* _Available records_:
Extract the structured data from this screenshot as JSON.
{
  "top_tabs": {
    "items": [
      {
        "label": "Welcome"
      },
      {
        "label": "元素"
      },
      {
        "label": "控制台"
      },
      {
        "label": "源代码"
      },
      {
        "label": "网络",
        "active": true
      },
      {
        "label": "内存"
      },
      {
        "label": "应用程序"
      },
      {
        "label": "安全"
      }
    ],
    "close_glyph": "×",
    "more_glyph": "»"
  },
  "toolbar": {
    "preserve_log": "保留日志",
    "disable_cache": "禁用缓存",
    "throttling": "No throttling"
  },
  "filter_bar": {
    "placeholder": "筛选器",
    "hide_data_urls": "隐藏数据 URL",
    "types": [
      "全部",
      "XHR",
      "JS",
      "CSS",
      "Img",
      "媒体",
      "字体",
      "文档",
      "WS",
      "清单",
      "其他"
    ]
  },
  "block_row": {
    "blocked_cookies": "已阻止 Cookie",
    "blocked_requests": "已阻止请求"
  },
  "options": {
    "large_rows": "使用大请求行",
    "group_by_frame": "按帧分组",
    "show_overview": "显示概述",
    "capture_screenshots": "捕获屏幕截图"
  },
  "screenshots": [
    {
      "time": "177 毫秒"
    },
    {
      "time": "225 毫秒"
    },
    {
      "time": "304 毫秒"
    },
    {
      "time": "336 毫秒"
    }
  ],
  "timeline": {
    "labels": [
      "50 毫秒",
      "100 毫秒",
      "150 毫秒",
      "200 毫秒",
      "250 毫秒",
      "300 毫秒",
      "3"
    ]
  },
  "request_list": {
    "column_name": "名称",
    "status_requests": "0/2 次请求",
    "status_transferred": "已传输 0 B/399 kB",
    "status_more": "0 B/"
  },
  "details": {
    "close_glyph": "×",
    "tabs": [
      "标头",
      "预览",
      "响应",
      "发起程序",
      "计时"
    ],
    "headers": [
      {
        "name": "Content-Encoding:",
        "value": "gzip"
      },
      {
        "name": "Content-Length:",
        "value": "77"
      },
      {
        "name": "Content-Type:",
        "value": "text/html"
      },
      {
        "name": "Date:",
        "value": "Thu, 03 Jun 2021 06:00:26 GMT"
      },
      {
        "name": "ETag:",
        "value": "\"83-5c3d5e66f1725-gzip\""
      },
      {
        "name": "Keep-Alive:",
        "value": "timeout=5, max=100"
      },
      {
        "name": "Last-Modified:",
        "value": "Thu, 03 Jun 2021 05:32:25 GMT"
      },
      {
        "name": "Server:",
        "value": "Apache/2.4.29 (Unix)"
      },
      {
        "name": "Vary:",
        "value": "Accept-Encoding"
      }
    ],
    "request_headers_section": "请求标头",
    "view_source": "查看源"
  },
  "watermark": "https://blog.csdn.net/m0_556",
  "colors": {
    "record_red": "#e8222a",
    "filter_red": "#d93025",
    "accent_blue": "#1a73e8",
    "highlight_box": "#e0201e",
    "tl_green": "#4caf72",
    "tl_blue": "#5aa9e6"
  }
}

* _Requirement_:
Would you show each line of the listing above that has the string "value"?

* _Result for this task_:
        "value": "gzip"
        "value": "77"
        "value": "text/html"
        "value": "Thu, 03 Jun 2021 06:00:26 GMT"
        "value": "\"83-5c3d5e66f1725-gzip\""
        "value": "timeout=5, max=100"
        "value": "Thu, 03 Jun 2021 05:32:25 GMT"
        "value": "Apache/2.4.29 (Unix)"
        "value": "Accept-Encoding"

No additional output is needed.